Abstract 143: Baseline Pre-Diabetes Boosts Future Stroke Risk
Background: Recent national US estimates indicate that up to 35% of adults have pre-diabetes. Pre-diabetes is defined as impaired fasting glucose (IFG) and/or impaired glucose tolerance (IGT), and has been associated with modest increase of cardiovascular events. However, the role of pre-diabetes in conferring greater stroke risk is unsettled. Furthermore, it is not clear what impact recent lowering of the IFG threshold of pre-diabetes diagnosis (from 110 to 100 mg/dL) has had on this relationship.
Objective: To conduct a systematic review and meta-analysis to - 1} investigate the magnitude and direction of the relation of pre-diabetes with stroke risk, 2} evaluate whether this relationship varies based on IFG threshold or inclusion of IGT criteria in the diagnosis.
Methods: We searched PUBMED and EMBASE. We included studies that prospectively collected data within cohort studies or clinical trials, assessed stroke, had follow-up of at least one year, and reported estimates of the multivariate adjusted relative risk and 95% confidence interval for stroke associated with pre-diabetes. We combined data using the inverse variance approach.

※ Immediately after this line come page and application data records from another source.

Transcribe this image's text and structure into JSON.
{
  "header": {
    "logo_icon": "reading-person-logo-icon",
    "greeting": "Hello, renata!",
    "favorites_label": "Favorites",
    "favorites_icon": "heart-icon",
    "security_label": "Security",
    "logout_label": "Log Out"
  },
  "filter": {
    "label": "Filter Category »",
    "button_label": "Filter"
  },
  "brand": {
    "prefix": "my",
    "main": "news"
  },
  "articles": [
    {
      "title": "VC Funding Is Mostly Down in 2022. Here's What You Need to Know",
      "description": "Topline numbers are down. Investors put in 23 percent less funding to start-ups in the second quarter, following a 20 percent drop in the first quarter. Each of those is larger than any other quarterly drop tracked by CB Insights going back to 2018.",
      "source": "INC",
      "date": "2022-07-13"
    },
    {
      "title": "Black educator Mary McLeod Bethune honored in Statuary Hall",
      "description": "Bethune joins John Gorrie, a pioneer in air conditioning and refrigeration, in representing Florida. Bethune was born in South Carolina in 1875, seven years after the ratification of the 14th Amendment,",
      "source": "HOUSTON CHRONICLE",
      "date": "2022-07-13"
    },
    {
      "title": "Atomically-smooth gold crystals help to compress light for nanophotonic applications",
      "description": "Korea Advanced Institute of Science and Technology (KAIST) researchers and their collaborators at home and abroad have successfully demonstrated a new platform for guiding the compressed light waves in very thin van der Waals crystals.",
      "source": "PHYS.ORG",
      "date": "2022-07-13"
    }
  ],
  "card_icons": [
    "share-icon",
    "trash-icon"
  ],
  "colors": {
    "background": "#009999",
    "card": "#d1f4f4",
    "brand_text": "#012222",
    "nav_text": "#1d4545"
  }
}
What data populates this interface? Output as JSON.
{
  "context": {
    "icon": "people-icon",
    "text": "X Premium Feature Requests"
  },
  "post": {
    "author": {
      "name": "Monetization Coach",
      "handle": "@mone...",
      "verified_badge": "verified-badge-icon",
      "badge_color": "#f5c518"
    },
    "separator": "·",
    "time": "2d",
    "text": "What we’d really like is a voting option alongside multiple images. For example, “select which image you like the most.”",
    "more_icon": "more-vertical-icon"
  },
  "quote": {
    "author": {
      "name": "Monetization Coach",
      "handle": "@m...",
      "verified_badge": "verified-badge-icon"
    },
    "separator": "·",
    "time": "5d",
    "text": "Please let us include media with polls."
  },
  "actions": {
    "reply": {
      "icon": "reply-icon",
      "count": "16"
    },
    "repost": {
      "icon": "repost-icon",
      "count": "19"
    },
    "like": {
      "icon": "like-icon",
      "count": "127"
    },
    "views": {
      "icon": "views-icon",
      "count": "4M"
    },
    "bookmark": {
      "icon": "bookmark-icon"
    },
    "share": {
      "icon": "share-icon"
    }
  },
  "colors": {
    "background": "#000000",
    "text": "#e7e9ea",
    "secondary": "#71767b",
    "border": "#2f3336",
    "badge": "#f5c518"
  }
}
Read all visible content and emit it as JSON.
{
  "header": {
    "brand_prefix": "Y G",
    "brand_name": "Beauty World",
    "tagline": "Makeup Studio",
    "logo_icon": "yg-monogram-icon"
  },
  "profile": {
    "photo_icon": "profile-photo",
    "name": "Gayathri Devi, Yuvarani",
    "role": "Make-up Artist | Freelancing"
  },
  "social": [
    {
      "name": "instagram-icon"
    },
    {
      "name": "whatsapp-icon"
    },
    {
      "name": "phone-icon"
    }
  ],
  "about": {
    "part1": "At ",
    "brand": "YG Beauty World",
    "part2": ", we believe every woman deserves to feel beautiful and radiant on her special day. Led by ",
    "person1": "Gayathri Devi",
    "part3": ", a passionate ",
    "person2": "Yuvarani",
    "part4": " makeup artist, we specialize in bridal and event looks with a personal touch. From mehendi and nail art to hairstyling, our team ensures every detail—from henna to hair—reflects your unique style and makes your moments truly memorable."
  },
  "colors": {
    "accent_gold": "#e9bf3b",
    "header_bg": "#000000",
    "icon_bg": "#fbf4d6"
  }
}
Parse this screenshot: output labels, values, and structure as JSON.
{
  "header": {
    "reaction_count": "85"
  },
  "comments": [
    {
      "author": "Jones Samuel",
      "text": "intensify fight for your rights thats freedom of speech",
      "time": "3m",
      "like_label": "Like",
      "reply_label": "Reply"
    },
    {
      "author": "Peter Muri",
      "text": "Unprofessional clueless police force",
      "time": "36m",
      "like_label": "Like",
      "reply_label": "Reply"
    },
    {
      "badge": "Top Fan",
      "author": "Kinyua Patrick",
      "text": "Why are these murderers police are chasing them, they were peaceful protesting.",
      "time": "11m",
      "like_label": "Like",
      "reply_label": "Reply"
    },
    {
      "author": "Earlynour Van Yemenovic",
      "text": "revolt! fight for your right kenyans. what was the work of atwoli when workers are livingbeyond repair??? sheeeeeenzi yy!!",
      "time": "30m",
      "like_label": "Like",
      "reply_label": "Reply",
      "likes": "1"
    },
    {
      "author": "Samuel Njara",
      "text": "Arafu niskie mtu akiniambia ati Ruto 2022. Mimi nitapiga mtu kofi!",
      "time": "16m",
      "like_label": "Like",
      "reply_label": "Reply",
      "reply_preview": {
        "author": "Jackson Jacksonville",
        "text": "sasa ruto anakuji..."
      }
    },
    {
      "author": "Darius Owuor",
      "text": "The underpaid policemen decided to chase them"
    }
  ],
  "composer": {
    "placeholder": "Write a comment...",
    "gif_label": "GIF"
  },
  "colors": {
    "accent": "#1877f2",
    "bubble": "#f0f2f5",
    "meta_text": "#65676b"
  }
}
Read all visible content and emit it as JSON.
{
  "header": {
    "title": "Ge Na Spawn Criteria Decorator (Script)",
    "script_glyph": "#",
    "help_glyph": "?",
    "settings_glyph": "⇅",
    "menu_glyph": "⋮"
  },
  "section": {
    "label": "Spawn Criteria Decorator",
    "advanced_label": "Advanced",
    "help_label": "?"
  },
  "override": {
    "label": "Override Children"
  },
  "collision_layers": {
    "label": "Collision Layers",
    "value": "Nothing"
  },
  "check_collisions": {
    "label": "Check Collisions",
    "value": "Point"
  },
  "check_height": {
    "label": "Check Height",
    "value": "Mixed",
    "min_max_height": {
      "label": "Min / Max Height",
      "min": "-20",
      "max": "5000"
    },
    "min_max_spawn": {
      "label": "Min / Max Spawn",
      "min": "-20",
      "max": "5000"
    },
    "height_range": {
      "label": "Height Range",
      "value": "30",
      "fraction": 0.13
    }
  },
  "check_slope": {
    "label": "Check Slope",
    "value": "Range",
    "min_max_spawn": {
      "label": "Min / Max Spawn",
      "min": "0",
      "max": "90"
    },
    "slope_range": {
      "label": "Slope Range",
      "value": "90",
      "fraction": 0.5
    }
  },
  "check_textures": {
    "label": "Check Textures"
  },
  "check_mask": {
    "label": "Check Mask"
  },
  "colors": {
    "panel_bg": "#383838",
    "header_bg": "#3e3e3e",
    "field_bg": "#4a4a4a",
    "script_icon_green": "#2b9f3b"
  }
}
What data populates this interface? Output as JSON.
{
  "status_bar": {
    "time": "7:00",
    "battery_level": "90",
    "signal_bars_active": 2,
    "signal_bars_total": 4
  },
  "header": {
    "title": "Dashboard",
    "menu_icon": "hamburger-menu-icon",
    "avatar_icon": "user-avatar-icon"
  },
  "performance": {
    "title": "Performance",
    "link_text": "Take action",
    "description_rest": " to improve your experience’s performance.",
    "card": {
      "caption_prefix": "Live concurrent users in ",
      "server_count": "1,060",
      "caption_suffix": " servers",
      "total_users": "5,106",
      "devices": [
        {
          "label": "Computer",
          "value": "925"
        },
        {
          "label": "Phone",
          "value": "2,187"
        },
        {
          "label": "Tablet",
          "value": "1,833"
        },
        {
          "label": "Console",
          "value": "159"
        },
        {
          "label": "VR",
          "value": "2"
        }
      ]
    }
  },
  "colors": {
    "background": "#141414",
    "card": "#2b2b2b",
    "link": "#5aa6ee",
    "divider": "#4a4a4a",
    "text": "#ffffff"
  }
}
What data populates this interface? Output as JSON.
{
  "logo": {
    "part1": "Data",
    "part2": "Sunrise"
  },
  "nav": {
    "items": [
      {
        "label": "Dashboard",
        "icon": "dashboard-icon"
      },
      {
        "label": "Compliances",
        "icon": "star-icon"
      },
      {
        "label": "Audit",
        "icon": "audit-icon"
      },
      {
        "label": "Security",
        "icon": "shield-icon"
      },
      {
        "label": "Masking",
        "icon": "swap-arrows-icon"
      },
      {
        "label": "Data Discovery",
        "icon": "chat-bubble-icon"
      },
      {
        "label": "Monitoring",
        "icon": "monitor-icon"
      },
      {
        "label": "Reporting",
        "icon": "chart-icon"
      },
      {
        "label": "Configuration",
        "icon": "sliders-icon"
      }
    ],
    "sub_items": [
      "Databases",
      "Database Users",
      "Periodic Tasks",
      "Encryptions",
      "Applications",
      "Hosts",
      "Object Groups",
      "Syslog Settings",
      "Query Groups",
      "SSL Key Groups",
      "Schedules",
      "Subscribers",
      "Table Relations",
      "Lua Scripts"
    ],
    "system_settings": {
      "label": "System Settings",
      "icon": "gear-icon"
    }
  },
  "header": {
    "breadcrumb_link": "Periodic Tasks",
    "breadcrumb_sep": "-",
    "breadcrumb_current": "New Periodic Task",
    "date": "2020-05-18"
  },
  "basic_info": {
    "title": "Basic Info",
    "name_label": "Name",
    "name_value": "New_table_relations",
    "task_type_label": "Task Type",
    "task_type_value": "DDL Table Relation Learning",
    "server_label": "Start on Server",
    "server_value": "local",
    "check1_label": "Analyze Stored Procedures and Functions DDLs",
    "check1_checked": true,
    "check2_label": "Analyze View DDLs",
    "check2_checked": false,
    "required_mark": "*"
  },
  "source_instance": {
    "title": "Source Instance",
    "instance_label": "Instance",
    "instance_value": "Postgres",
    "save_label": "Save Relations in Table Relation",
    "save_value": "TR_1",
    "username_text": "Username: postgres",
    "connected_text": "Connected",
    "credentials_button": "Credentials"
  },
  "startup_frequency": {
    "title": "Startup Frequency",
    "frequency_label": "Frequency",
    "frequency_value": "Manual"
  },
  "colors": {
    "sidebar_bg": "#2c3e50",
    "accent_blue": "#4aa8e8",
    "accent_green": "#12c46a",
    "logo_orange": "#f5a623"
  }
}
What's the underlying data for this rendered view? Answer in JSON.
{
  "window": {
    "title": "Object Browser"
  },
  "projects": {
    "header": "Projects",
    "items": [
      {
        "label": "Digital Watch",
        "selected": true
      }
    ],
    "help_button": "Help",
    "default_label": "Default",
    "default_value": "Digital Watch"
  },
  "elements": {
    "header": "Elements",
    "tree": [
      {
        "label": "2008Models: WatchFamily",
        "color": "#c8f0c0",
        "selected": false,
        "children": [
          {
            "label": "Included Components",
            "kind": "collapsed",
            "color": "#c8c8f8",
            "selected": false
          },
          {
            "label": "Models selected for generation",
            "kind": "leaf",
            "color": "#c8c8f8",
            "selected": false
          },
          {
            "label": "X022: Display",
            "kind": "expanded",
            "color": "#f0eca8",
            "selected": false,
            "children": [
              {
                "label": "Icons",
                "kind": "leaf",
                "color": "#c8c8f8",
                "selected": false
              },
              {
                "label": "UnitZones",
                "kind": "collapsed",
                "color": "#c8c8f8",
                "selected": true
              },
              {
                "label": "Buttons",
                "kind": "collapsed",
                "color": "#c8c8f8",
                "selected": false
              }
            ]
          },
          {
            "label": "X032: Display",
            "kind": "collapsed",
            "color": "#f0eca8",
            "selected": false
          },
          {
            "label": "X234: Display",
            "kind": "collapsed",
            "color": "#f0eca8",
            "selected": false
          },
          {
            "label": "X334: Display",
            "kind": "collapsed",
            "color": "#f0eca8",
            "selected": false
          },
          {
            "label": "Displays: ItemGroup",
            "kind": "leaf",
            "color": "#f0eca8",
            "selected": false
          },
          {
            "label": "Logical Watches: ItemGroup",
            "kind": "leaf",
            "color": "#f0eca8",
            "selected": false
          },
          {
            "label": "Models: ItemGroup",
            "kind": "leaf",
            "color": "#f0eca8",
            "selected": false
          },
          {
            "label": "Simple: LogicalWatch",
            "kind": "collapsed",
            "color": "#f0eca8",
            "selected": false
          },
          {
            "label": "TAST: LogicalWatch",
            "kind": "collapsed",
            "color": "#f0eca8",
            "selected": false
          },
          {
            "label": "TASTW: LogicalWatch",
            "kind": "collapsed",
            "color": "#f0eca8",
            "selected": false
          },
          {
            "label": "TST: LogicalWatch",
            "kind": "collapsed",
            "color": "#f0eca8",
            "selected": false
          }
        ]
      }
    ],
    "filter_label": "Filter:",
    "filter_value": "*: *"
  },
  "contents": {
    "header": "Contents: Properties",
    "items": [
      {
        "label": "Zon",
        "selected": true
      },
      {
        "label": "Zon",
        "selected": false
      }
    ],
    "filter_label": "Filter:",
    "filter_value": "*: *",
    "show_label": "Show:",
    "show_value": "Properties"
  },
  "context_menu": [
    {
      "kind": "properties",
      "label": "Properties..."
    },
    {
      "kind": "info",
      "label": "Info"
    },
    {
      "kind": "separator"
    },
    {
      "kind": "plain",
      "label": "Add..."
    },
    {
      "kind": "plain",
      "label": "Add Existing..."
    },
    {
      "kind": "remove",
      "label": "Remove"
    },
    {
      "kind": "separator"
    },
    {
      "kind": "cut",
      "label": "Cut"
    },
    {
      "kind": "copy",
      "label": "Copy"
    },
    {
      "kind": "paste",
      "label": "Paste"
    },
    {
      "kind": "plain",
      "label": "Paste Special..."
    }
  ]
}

Results: The final primary analysis included 16 prospective cohort studies comprising 767,813 participants. In 9 publications with information about IFG (100 to 125 mg/dL), the summary estimate did not show increased risk of stroke (RR 1.08, 0.94 to 1.23, P=0.26) (Fig 1). In 6 publications with information about IFG (110 to 125 mg/dl), the summary estimate showed increased risk of stroke (RR 1.21, 1.02 to 1.44, P=0.03). In 11 publications with information about IGT (140 to 199 mg/dL) or combination of IFG/IGT, the summary estimate showed increased risk of stroke (RR 1.24, 1.10 to 1.39, P=0.0003) (fig 2).
Conclusion: Baseline pre-diabetes, defined by fasting glucose 110-125 mg/dL or combination of IGT/IFG certainly raises future stroke risk. However, the current IFG definition (100-125 mg/dL) is not associated with increased stroke risk. Given the high prevalence of pre-diabetes, randomized trials to evaluate the efficacy of blood sugar lowering therapies in persons with this condition are warranted, but may need to focus on persons with IFG 110-125 mg/dL or a combination of IGT/IFG.
- © 2012 by American Heart Association, Inc.